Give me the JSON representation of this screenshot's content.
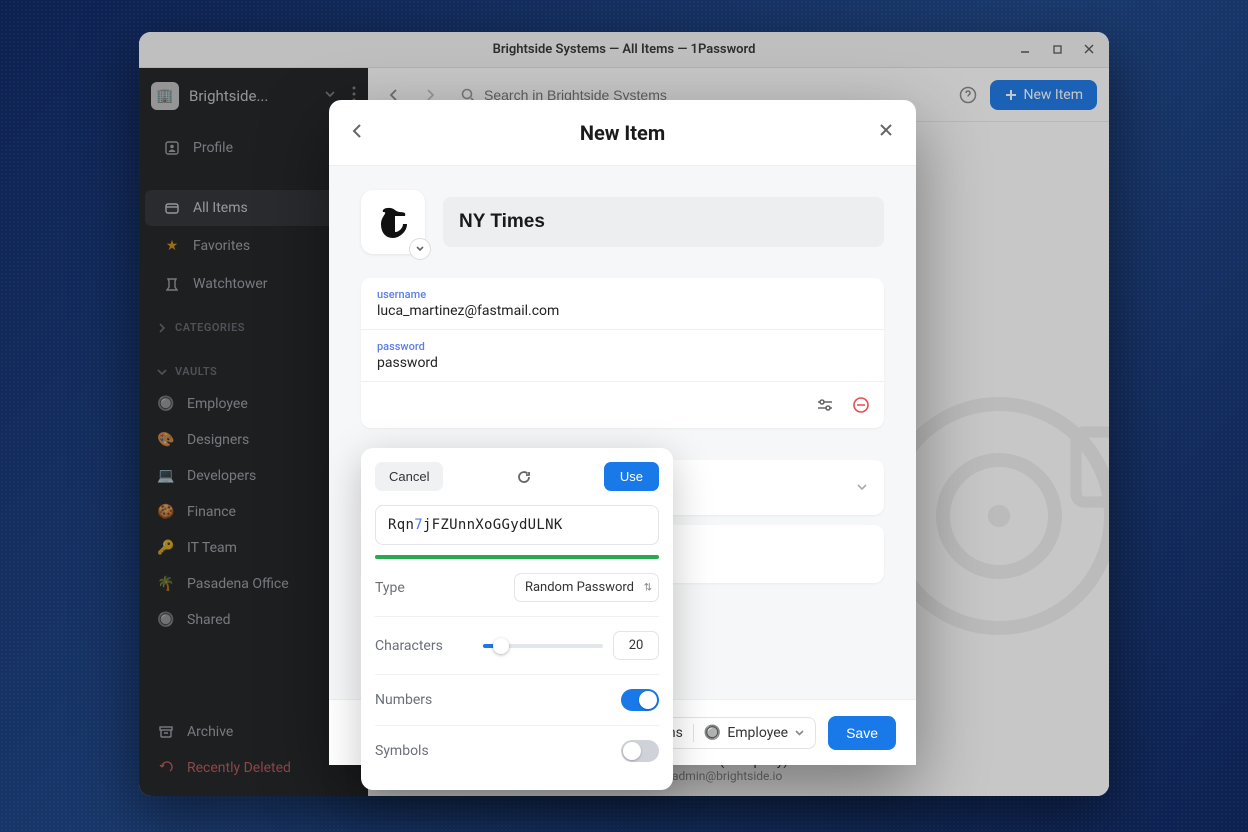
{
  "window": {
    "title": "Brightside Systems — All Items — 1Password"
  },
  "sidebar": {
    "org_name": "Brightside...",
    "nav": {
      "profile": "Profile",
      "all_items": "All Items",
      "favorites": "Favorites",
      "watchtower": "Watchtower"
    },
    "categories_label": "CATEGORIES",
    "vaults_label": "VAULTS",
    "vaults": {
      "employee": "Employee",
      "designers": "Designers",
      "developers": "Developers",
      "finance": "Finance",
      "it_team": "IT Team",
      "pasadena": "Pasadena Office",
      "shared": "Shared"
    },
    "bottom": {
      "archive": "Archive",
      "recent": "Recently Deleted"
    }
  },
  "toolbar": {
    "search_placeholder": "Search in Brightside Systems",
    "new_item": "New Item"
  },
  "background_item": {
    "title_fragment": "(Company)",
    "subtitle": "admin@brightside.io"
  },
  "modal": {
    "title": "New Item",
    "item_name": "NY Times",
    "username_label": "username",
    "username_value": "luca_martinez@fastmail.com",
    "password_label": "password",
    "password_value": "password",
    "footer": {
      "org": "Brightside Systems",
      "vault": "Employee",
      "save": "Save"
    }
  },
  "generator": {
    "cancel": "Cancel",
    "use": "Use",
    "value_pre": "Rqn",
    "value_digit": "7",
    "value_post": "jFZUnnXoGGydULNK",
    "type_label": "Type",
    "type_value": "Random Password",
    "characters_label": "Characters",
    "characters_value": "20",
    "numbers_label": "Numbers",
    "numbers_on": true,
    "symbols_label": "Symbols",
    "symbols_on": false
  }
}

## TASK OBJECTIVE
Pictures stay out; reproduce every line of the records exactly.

## WRITTEN REPLY
Give me the JSON representation of this screenshot's content.
{
  "window": {
    "title": "Brightside Systems — All Items — 1Password"
  },
  "sidebar": {
    "org_name": "Brightside...",
    "nav": {
      "profile": "Profile",
      "all_items": "All Items",
      "favorites": "Favorites",
      "watchtower": "Watchtower"
    },
    "categories_label": "CATEGORIES",
    "vaults_label": "VAULTS",
    "vaults": {
      "employee": "Employee",
      "designers": "Designers",
      "developers": "Developers",
      "finance": "Finance",
      "it_team": "IT Team",
      "pasadena": "Pasadena Office",
      "shared": "Shared"
    },
    "bottom": {
      "archive": "Archive",
      "recent": "Recently Deleted"
    }
  },
  "toolbar": {
    "search_placeholder": "Search in Brightside Systems",
    "new_item": "New Item"
  },
  "background_item": {
    "title_fragment": "(Company)",
    "subtitle": "admin@brightside.io"
  },
  "modal": {
    "title": "New Item",
    "item_name": "NY Times",
    "username_label": "username",
    "username_value": "luca_martinez@fastmail.com",
    "password_label": "password",
    "password_value": "password",
    "footer": {
      "org": "Brightside Systems",
      "vault": "Employee",
      "save": "Save"
    }
  },
  "generator": {
    "cancel": "Cancel",
    "use": "Use",
    "value_pre": "Rqn",
    "value_digit": "7",
    "value_post": "jFZUnnXoGGydULNK",
    "type_label": "Type",
    "type_value": "Random Password",
    "characters_label": "Characters",
    "characters_value": "20",
    "numbers_label": "Numbers",
    "numbers_on": true,
    "symbols_label": "Symbols",
    "symbols_on": false
  }
}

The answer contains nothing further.